┌────────

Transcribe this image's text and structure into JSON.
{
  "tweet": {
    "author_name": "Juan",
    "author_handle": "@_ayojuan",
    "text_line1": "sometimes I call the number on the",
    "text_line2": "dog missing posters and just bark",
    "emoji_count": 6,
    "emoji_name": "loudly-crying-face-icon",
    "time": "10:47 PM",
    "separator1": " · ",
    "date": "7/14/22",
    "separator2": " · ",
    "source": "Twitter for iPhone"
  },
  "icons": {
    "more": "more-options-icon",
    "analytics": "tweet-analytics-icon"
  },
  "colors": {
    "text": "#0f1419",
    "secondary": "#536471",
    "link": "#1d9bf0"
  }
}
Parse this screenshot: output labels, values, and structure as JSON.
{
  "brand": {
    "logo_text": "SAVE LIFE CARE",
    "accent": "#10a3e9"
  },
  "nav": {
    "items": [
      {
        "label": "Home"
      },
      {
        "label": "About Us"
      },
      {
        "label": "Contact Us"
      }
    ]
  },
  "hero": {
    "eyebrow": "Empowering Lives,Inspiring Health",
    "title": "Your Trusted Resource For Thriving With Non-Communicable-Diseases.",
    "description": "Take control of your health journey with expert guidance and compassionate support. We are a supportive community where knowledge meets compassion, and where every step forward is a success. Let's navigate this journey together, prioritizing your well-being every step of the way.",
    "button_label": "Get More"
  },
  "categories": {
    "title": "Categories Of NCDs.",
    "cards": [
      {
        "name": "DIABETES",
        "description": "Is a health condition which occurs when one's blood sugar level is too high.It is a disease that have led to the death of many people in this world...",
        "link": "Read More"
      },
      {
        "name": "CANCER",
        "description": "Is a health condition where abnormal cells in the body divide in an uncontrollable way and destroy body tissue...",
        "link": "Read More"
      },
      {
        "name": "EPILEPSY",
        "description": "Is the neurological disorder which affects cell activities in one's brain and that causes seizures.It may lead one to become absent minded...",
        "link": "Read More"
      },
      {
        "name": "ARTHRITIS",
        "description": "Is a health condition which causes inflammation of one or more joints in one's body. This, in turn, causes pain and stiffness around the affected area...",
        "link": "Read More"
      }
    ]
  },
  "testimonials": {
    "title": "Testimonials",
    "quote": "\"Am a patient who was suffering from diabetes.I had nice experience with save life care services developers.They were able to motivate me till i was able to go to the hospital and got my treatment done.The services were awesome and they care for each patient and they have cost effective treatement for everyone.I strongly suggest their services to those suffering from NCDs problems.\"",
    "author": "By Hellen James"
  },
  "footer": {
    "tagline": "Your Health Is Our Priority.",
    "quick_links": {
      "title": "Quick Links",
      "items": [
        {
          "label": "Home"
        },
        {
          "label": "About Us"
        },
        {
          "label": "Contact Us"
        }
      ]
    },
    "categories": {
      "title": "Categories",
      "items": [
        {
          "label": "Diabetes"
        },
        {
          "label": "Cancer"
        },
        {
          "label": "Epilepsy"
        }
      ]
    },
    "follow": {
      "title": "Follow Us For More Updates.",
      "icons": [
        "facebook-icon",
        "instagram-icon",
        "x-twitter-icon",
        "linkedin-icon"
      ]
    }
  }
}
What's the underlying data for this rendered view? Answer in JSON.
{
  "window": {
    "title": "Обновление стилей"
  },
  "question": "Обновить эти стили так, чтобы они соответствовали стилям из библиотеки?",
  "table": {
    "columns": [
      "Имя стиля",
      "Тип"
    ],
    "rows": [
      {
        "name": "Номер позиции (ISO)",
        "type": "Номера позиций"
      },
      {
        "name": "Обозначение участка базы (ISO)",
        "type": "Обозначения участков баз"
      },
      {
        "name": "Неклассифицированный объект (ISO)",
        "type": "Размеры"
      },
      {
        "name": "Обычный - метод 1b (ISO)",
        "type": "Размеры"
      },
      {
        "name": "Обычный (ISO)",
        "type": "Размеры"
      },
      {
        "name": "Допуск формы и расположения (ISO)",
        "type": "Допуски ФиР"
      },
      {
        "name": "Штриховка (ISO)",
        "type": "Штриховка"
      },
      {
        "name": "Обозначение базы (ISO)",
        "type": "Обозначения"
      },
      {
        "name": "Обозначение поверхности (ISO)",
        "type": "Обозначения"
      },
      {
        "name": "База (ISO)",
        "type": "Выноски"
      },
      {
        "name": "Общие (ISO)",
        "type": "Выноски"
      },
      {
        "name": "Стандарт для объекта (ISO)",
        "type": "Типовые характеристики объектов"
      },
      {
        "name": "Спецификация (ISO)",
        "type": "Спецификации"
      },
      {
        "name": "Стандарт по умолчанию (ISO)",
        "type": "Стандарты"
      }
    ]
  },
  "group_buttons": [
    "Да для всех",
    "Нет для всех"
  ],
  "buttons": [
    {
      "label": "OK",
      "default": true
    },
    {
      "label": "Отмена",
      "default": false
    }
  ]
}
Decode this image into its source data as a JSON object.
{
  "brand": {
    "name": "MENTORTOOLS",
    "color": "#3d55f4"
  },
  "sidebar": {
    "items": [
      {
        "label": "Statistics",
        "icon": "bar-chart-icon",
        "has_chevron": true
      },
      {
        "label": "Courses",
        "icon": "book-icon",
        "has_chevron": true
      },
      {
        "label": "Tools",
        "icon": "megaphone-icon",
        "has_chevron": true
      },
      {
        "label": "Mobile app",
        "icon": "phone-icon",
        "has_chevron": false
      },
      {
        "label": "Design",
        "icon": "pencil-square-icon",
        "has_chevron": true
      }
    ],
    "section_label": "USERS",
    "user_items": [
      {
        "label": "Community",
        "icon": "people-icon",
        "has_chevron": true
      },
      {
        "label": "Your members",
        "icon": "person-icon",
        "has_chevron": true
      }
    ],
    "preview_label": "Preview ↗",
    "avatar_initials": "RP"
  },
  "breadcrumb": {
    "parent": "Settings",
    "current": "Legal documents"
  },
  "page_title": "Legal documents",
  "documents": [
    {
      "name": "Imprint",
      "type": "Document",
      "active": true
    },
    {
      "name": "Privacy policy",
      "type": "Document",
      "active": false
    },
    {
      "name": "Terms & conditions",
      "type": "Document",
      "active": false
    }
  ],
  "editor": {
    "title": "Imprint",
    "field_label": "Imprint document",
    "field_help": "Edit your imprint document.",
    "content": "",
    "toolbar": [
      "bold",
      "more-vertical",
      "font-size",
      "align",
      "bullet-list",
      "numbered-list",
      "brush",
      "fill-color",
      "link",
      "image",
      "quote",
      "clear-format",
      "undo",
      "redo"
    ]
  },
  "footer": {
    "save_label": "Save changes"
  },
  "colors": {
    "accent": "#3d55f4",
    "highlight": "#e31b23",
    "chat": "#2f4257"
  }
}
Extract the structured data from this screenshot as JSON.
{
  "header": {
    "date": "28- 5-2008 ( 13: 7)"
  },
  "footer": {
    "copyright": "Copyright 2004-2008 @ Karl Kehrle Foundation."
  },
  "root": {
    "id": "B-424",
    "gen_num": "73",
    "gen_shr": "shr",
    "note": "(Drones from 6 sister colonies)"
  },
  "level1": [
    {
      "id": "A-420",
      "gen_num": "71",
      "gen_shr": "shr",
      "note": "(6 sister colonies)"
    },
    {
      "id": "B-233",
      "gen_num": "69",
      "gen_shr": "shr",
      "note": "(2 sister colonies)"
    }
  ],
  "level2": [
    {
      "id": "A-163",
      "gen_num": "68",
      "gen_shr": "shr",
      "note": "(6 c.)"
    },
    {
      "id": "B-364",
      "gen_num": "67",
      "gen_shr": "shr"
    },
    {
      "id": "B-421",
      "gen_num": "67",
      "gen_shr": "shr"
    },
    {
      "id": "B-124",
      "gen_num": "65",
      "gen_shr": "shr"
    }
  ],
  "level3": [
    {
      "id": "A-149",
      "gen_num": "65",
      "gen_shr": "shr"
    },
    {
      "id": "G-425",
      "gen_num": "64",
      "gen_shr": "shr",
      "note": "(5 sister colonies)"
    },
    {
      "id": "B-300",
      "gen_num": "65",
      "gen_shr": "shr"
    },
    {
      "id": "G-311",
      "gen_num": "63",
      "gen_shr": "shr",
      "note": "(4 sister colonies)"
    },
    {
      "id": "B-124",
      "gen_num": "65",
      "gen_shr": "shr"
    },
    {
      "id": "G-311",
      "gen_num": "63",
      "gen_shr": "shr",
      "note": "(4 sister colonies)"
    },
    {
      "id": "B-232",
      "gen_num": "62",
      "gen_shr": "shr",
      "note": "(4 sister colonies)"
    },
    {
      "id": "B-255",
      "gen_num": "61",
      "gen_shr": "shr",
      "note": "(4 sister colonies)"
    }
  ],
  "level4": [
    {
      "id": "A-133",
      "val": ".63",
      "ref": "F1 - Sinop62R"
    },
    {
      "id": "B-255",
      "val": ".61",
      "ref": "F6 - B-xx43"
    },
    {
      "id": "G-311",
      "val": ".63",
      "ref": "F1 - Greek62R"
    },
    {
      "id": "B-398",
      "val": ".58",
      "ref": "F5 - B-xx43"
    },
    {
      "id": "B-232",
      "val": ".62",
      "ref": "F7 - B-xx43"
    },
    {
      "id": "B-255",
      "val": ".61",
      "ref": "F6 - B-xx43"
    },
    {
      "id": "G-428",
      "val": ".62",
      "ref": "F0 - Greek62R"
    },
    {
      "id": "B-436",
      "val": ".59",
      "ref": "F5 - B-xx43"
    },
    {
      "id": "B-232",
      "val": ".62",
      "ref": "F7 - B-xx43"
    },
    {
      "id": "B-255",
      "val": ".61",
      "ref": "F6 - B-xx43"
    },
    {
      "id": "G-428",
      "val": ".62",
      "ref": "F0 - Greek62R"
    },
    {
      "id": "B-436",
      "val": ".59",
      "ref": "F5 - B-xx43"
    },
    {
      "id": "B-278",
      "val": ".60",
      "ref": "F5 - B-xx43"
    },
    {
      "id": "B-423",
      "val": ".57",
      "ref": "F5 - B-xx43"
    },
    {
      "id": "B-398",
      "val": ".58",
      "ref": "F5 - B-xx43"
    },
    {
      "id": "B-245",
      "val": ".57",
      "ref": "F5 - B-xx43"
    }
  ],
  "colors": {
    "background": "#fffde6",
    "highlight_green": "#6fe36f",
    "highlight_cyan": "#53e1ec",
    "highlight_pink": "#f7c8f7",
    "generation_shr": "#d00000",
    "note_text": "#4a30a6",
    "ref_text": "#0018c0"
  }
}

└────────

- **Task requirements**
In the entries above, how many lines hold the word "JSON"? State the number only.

- **Task answer**
5